Show every line in the entries below where the word "true" appears.

(Items from an interface collection)
####################

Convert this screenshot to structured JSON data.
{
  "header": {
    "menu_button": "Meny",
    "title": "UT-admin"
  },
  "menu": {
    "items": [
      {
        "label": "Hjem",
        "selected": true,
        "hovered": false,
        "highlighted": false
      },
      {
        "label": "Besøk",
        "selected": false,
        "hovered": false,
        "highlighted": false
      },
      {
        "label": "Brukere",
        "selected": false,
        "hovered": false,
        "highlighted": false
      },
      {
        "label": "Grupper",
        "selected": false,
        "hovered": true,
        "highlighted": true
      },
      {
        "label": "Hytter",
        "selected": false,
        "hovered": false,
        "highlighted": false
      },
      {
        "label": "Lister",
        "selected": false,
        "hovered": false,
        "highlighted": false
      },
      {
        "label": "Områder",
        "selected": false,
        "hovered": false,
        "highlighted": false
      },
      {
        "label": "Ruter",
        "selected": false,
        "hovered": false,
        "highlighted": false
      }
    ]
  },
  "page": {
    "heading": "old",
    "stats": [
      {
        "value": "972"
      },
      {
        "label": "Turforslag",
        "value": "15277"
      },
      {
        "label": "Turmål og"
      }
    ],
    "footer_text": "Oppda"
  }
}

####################

- TASK RESULT -
        "selected": true,
        "hovered": true,
        "highlighted": true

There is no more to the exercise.